New design strategies based on theories and previous studies
Abstract & reflectiveUnobtrusivePublicAestheticPositiveControllableTrending & historicalComprehensive
1. Abstract & reflectivePeople in their social relationships need to conceal something, sometimes (Presentation of Self theory).
Abstract data are flexible. Flexibility and ambiguity allow people to create different interpretations of the data, to disguise and manage them
Both Breakaway and Fish'nSteps use abstract information.
Data should be available to the user, but without interrupting or calling her attention.
Apps for mobile phones are appropriate.
Technology should support the occasional need to ignore the dissonance (Cognitive Dissonance Theory - see the user's comments in the Breakaway study)
3. PublicThe data (personal) should be presented in an appropriate way to be shown in public. The user should be comfortable with the fact that others will see it never make the user feel uncomfortableIn Breakaway the sculpture was public but did not draw unwanted attention to the user (thanks to data abstraction)In Houston the technology was on mobile phones, and users were discrete in its use
4. AestheticThe technology should be inquisitive, comfortable, attractive and maintain attention. The aesthetic aspect deals with the front stage (Presentation of Self) and should reflect the user's personal style provide different displays for males/females?It should convey credibility: people judge the credibility of an object on the basis of some surface features (B. J. Fogg)In Fish'nSteps users where satisfied with the aspect of the happy fish (when they walked enough), and at the same time complained about the ugliness of the pedometer

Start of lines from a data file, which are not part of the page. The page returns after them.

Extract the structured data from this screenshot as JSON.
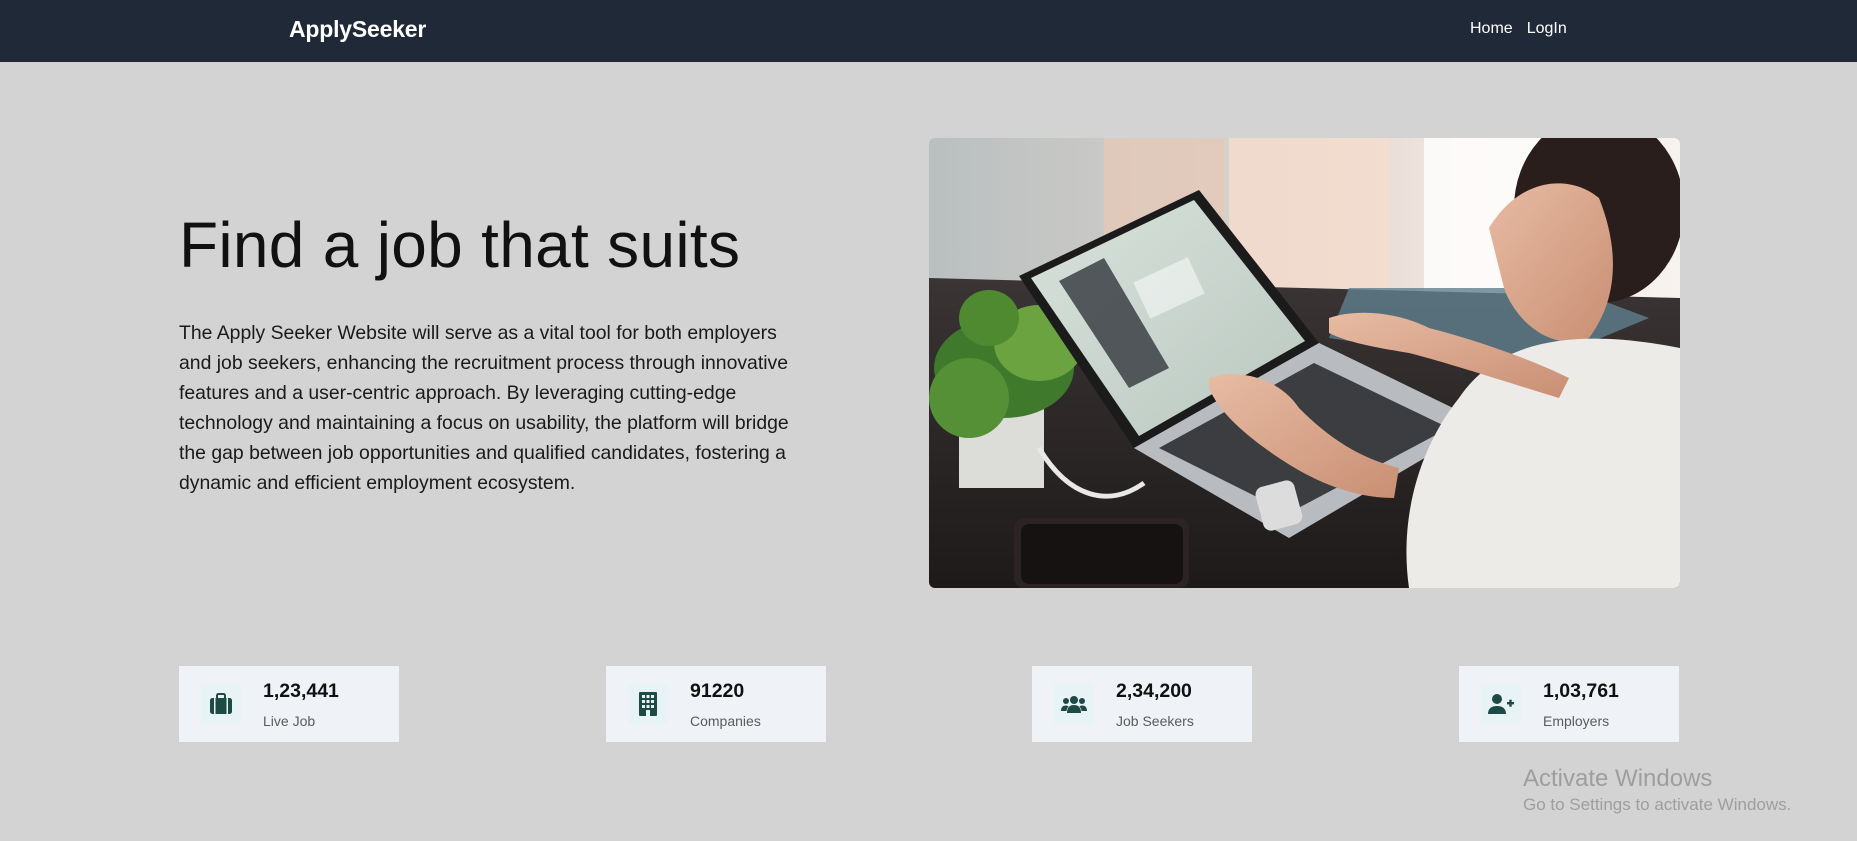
{
  "navbar": {
    "brand": "ApplySeeker",
    "links": [
      {
        "label": "Home"
      },
      {
        "label": "LogIn"
      }
    ]
  },
  "hero": {
    "title": "Find a job that suits",
    "description": "The Apply Seeker Website will serve as a vital tool for both employers and job seekers, enhancing the recruitment process through innovative features and a user-centric approach. By leveraging cutting-edge technology and maintaining a focus on usability, the platform will bridge the gap between job opportunities and qualified candidates, fostering a dynamic and efficient employment ecosystem."
  },
  "stats": [
    {
      "value": "1,23,441",
      "label": "Live Job",
      "icon": "briefcase-icon"
    },
    {
      "value": "91220",
      "label": "Companies",
      "icon": "building-icon"
    },
    {
      "value": "2,34,200",
      "label": "Job Seekers",
      "icon": "users-icon"
    },
    {
      "value": "1,03,761",
      "label": "Employers",
      "icon": "user-plus-icon"
    }
  ],
  "watermark": {
    "title": "Activate Windows",
    "subtitle": "Go to Settings to activate Windows."
  },
  "colors": {
    "navbar_bg": "#1f2937",
    "page_bg": "#d3d3d3",
    "card_bg": "#eff2f7",
    "icon_color": "#1e4a45"
  }
}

5. PositivePositive reinforcement and rewards When the user does not perform the behavior: nor rewards or punishments, but her interest should be sustained. In the long-periods the user could get sick or injured, need a break or secret consumption: sustain the user's interest without making her feeling bad
Houston: stars (*) and congratulations as rewards; Fish'nSteps: happy fish, tank decoratins, clean water. Users appreciated the rewards (motivating). The use of punishment (Fish'nSteps angry fish, murky water, removal of decorations) resulted in system abandonment
6. Controllable Controllability over data overcomes the problem inaccurate data and respects users social needsAlways able to decide what to share and with whom, to modify the data (add, delete, edit, manipulate), both when the information is manually entered or automatically detected. Automatic detection of data: inaccuracy is particularly problematic and leads to loss of credibility (failure of technology):users will be upset when they are not given credit for something they did (e.g. Houston participants complained about missed steps important to include all possible activities) system abandonmentusers will be frustrated when they receive credit for something they did not do (e.g. based on the technology feedback they should have lost weight but they haven't
7. Trending & historicalInformation about patterns of behaviors in relation to the user's goals. The presentation of data should be accommodated as the goals change, and support portability across devices. The user usually don't focus on patterns of behaviors, but on single decisions
Awareness on patterns of behaviors Information/situation avoidance (Cognitive Dissonance Theory) is more difficult if the user reflects on her past behavior in relation to her goal
8. ComprehensiveAccount for a wide range of healthy behaviors ( as many activities as possible + letting users add their own activities, e.g. housework). In Houston and Fish'nSteps: only walking (pedometer)Participants complained and were discouraged to do other activities This resulted in users doing less healthy activities (e.g. they did not run, just walk). For contemplators, preparators and action stagers (Transtheoreti